Look through the entries below and say how many lines contain the string "that". Give the number only.

Data records for software interfaces
---+---

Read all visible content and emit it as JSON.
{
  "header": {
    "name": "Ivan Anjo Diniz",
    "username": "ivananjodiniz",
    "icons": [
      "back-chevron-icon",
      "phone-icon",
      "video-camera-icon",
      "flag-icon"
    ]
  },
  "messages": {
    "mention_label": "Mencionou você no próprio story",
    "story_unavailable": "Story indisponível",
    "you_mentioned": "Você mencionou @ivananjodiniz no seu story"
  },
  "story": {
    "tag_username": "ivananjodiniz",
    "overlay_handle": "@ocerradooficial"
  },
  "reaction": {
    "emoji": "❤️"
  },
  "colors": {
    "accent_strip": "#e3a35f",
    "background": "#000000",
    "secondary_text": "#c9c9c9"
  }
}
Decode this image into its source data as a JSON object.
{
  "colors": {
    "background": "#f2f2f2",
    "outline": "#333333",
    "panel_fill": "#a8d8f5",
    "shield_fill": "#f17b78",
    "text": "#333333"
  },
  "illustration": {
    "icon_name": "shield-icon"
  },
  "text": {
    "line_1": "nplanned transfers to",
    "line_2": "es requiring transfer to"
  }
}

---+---

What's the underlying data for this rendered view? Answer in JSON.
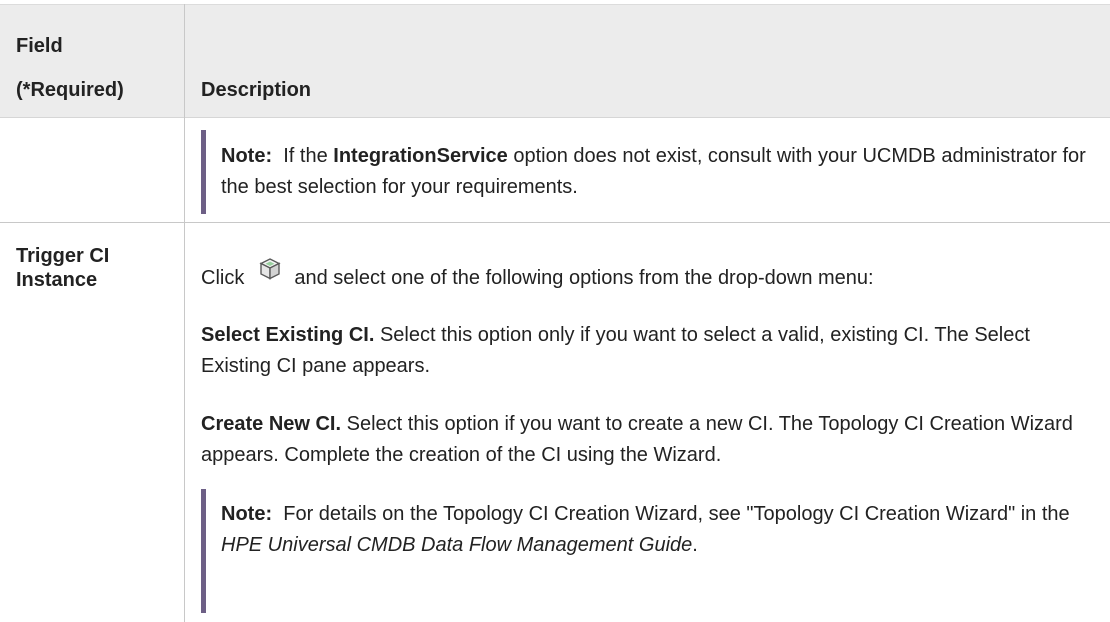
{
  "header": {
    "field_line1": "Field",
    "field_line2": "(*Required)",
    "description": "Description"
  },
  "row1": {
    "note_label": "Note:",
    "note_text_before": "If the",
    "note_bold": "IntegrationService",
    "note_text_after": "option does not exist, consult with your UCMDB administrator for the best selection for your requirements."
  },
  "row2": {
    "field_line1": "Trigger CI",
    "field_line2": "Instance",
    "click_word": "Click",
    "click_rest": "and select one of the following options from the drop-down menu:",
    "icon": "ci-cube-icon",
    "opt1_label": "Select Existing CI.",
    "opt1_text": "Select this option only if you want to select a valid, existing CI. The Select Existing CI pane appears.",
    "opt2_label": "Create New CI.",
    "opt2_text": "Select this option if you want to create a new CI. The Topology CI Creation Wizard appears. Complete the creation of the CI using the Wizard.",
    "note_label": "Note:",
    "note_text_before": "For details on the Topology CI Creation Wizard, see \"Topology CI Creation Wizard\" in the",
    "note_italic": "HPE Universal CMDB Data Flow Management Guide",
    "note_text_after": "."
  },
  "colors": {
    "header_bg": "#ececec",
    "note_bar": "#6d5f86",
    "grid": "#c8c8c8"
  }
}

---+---

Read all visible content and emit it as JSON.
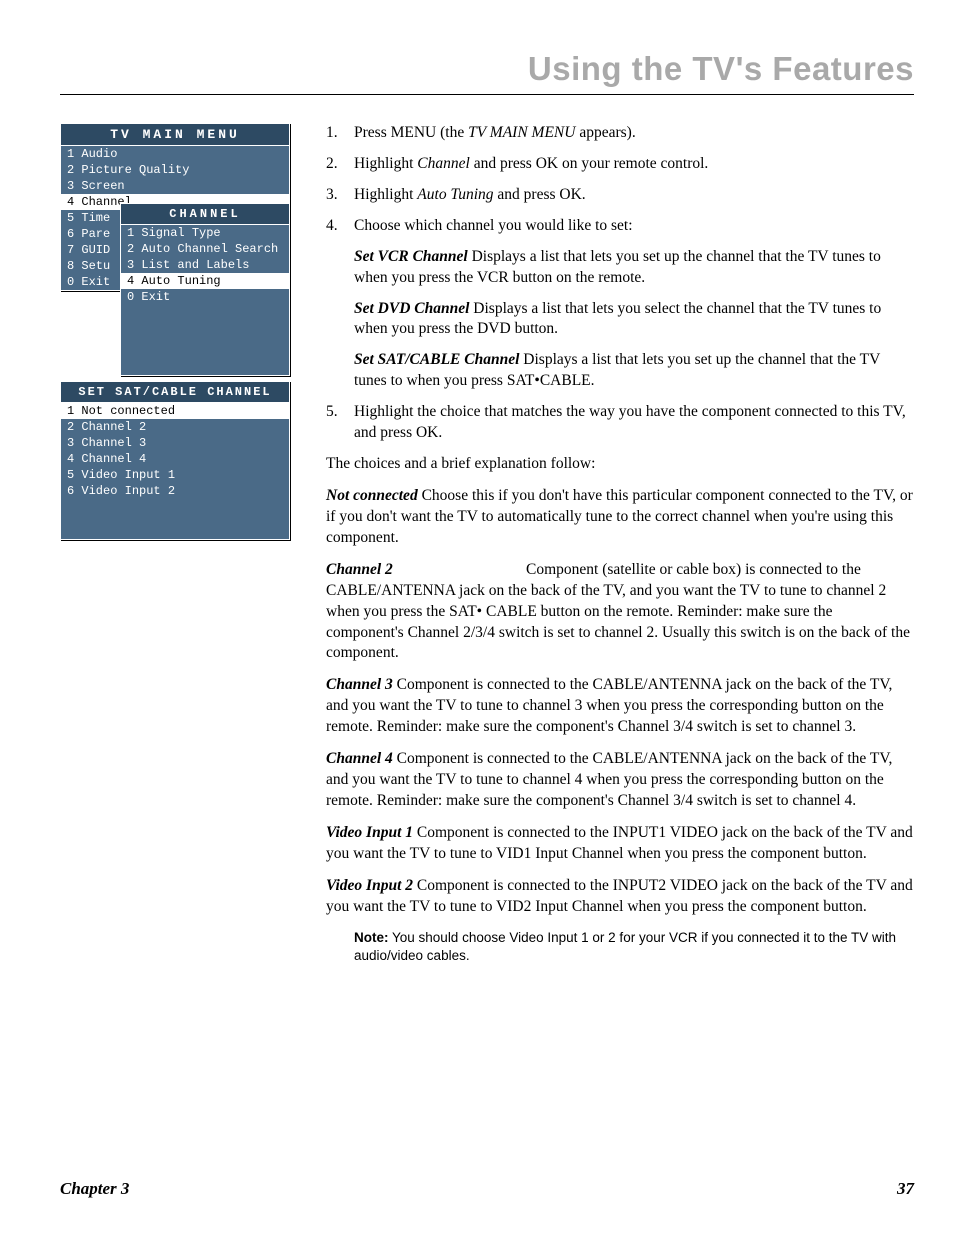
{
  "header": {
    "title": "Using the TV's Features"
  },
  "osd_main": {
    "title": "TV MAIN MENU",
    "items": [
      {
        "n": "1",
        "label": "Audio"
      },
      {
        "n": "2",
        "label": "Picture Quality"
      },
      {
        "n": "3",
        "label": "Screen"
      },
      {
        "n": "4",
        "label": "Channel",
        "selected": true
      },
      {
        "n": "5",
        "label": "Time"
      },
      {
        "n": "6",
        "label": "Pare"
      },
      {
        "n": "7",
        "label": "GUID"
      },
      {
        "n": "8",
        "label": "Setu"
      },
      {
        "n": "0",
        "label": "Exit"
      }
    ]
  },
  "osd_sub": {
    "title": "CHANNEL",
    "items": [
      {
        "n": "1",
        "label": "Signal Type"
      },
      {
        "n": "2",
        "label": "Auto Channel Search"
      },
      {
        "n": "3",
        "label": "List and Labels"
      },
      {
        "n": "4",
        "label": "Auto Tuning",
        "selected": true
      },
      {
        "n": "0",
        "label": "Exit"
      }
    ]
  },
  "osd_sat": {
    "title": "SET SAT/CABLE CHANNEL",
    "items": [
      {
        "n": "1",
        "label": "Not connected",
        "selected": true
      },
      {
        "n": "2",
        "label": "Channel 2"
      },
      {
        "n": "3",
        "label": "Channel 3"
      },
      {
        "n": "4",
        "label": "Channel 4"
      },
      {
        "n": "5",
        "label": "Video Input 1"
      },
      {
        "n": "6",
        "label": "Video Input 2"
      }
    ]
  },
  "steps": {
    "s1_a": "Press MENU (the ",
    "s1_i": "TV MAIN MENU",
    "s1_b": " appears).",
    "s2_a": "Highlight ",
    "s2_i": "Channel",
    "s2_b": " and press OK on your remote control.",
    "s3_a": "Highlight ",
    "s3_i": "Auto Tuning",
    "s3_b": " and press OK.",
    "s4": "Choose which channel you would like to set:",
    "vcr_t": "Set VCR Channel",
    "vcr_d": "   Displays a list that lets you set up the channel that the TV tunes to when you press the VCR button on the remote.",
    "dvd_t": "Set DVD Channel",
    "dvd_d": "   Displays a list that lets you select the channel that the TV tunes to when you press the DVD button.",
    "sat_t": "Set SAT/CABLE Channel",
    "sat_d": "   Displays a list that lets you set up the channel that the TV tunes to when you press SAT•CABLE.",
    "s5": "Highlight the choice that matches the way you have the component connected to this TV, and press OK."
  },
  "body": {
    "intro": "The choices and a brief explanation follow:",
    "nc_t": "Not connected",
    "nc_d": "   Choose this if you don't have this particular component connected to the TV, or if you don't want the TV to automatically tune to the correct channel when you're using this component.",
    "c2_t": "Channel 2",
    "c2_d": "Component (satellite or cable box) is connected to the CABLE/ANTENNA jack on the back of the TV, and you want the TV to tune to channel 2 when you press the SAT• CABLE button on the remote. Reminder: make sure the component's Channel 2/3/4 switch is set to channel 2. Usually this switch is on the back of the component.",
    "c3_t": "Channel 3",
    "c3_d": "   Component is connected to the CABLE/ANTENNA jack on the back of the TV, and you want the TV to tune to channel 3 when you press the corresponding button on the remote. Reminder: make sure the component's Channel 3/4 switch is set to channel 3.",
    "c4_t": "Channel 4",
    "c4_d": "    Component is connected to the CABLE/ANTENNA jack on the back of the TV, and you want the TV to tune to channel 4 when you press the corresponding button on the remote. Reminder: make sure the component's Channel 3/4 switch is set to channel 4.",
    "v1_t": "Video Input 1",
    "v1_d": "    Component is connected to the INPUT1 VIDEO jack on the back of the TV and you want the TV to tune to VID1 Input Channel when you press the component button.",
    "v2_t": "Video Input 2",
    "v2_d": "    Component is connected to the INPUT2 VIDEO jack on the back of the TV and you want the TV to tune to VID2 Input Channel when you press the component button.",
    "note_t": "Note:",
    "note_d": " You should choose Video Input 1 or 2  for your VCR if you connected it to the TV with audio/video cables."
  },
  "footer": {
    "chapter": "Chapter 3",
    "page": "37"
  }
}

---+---

*Result for this exercise*: 4